The second game features 26-10 George Washington, a No. 4 seed and the only one of the four teams playing which did not have three home games on its way to New York, taking on 28-9 San Diego St, a No. 2 seed. GW wasn’t supposed to be an NIT team this year with three senior starters (each of them four-year starters) and a couple of key transfers coming in this season. The Colonials opened 10-1, including a win over Virginia (which was one of four NCAA No. 1 seeds) and found themselves ranked for the first time in 10 years and for just the 10th time in the program’s 103-year history. However, the Colonials faded down the stretch. The 6-9 Tyler Cavanaugh is GW’s Alec Peters (16.8-7.5), averaging 21.7 & 9.3 in three NCAA wins, plus guard Garino (14.2) and the 6-10 Larsen (12.3-8.4) comprise those three seniors I mentioned earlier.That trio has led GW to an average of 83.7 PPG in wins over Hofstra, Monmouth and Florida.

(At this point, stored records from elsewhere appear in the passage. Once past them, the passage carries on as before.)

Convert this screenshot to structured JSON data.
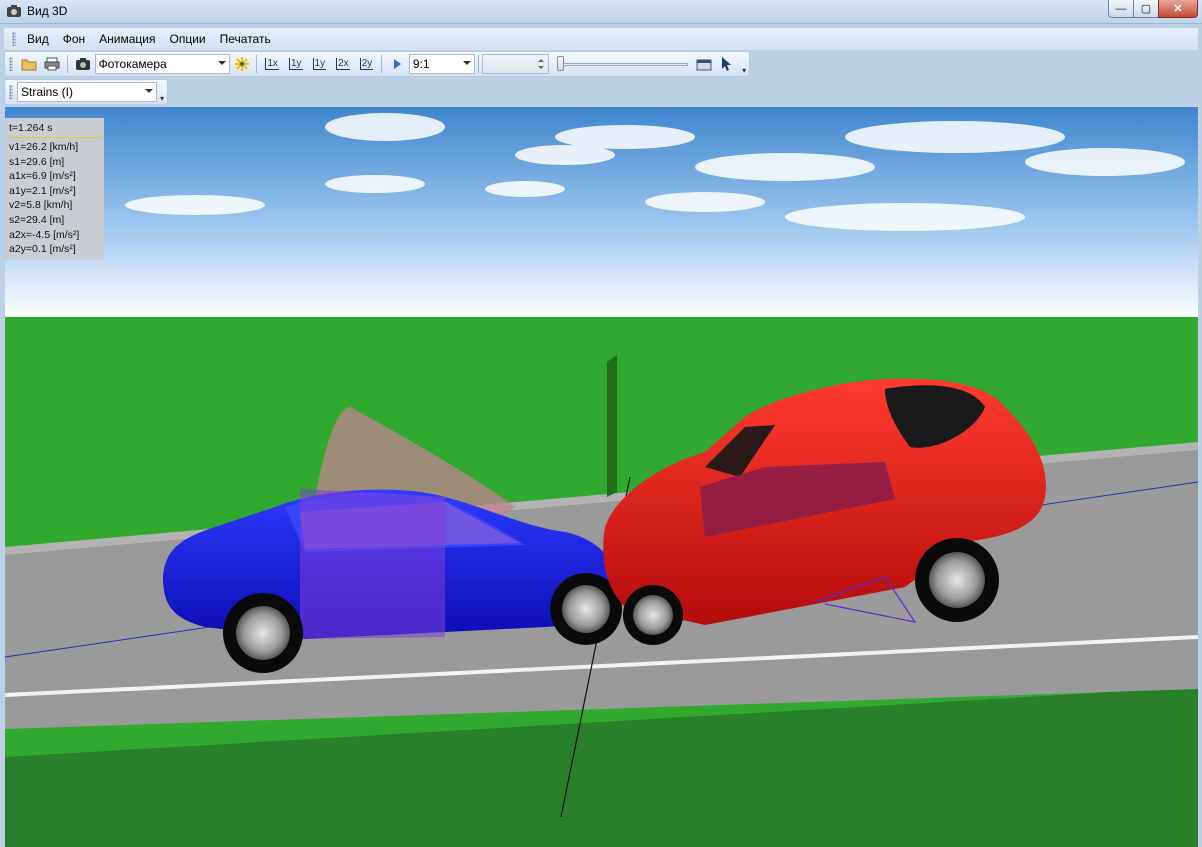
{
  "window": {
    "title": "Вид 3D"
  },
  "menu": [
    "Вид",
    "Фон",
    "Анимация",
    "Опции",
    "Печатать"
  ],
  "toolbar": {
    "camera": "Фотокамера",
    "axis_buttons": [
      "1x",
      "1y",
      "1y",
      "2x",
      "2y"
    ],
    "scale": "9:1",
    "speed_value": ""
  },
  "toolbar2": {
    "mode": "Strains (I)"
  },
  "info": {
    "time": "t=1.264 s",
    "rows": [
      "v1=26.2 [km/h]",
      "s1=29.6 [m]",
      "a1x=6.9 [m/s²]",
      "a1y=2.1 [m/s²]",
      "v2=5.8 [km/h]",
      "s2=29.4 [m]",
      "a2x=-4.5 [m/s²]",
      "a2y=0.1 [m/s²]"
    ]
  },
  "colors": {
    "sky_top": "#3f86cf",
    "grass": "#31a92f",
    "grass_dark": "#2a7f2a",
    "road": "#9a9a9a",
    "car1": "#1a1ae0",
    "car2": "#e01010"
  }
}
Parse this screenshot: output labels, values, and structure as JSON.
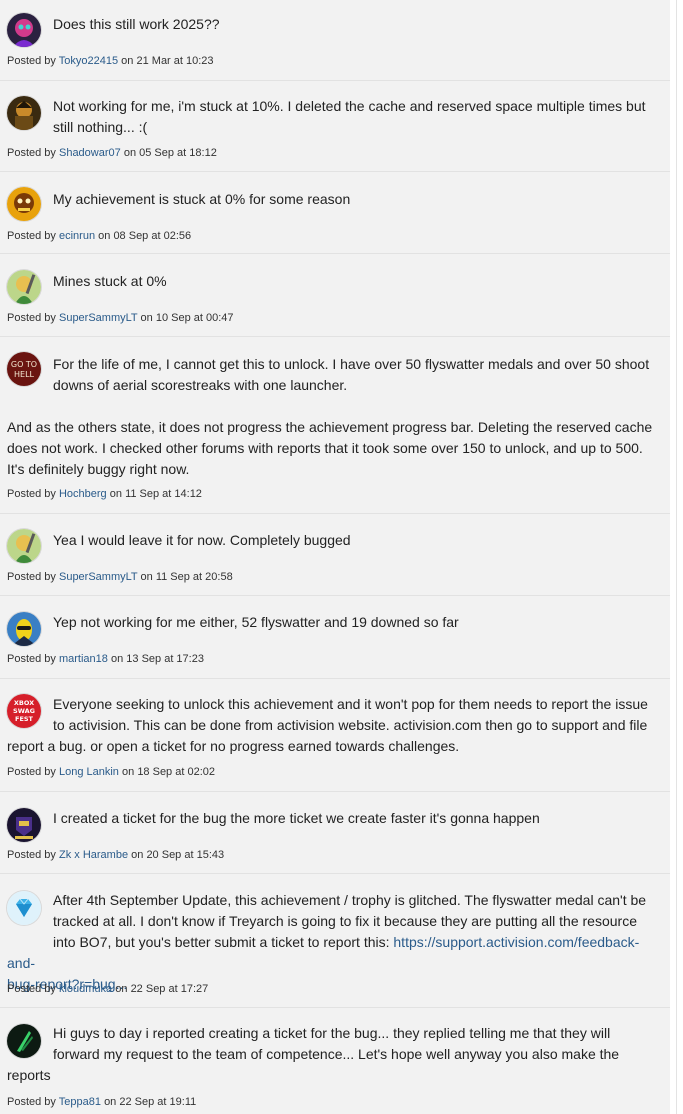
{
  "posted_by_prefix": "Posted by",
  "on_word": "on",
  "comments": [
    {
      "user": "Tokyo22415",
      "date": "21 Mar at 10:23",
      "avatar_icon": "anime-character-avatar-icon",
      "line1": "Does this still work 2025??"
    },
    {
      "user": "Shadowar07",
      "date": "05 Sep at 18:12",
      "avatar_icon": "soldier-avatar-icon",
      "line1": "Not working for me, i'm stuck at 10%. I deleted the cache and reserved space multiple times but",
      "line2": "still nothing... :("
    },
    {
      "user": "ecinrun",
      "date": "08 Sep at 02:56",
      "avatar_icon": "cartoon-avatar-icon",
      "line1": "My achievement is stuck at 0% for some reason"
    },
    {
      "user": "SuperSammyLT",
      "date": "10 Sep at 00:47",
      "avatar_icon": "warrior-avatar-icon",
      "line1": "Mines stuck at 0%"
    },
    {
      "user": "Hochberg",
      "date": "11 Sep at 14:12",
      "avatar_icon": "go-to-hell-avatar-icon",
      "avatar_text1": "GO TO",
      "avatar_text2": "HELL",
      "line1": "For the life of me, I cannot get this to unlock. I have over 50 flyswatter medals and over 50 shoot",
      "line2": "downs of aerial scorestreaks with one launcher.",
      "line3": "And as the others state, it does not progress the achievement progress bar. Deleting the reserved cache",
      "line4": "does not work. I checked other forums with reports that it took some over 150 to unlock, and up to 500.",
      "line5": "It's definitely buggy right now."
    },
    {
      "user": "SuperSammyLT",
      "date": "11 Sep at 20:58",
      "avatar_icon": "warrior-avatar-icon",
      "line1": "Yea I would leave it for now. Completely bugged"
    },
    {
      "user": "martian18",
      "date": "13 Sep at 17:23",
      "avatar_icon": "alien-avatar-icon",
      "line1": "Yep not working for me either, 52 flyswatter and 19 downed so far"
    },
    {
      "user": "Long Lankin",
      "date": "18 Sep at 02:02",
      "avatar_icon": "xbox-swag-fest-avatar-icon",
      "avatar_text1": "XBOX",
      "avatar_text2": "SWAG",
      "avatar_text3": "FEST",
      "line1": "Everyone seeking to unlock this achievement and it won't pop for them needs to report the issue",
      "line2": "to activision. This can be done from activision website. activision.com then go to support and file",
      "line3": "report a bug. or open a ticket for no progress earned towards challenges."
    },
    {
      "user": "Zk x Harambe",
      "date": "20 Sep at 15:43",
      "avatar_icon": "gamer-badge-avatar-icon",
      "line1": "I created a ticket for the bug the more ticket we create faster it's gonna happen"
    },
    {
      "user": "kloudmuka",
      "date": "22 Sep at 17:27",
      "avatar_icon": "diamond-avatar-icon",
      "line1": "After 4th September Update, this achievement / trophy is glitched. The flyswatter medal can't be",
      "line2": "tracked at all. I don't know if Treyarch is going to fix it because they are putting all the resource",
      "line3_before_link": "into BO7, but you's better submit a ticket to report this:",
      "link_part1": "https://support.activision.com/feedback-and-",
      "link_part2": "bug-report?r=bug..."
    },
    {
      "user": "Teppa81",
      "date": "22 Sep at 19:11",
      "avatar_icon": "green-emblem-avatar-icon",
      "line1": "Hi guys to day i reported creating a ticket for the bug... they replied telling me that they will",
      "line2": "forward my request to the team of competence... Let's hope well anyway you also make the",
      "line3": "reports"
    }
  ]
}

GW will meet SD St for the first time-ever in this one, with the Aztecs making their initial cross-country trek this season. Head coach Steve Fisher, who won an NCAA title with Michigan back in 1989, has been in San Diego since the 1999-2000 season. He has led the Aztecs to eight NCAA bids, including SIX in a row before this year’s NIT appearance. The MWC was way down this year, so judging this year’s SD St is a little difficult. However, SD St can sure play defense. It has held its opponents to just 60.5 PPG on the season (3rd) on 37.1 percent (No. 1 in the nation!), including 29.8 percent on threes (5th). The Aztecs are favored by 3 1/2 points.
My next journal will be Thursday, available by 12 noon ET.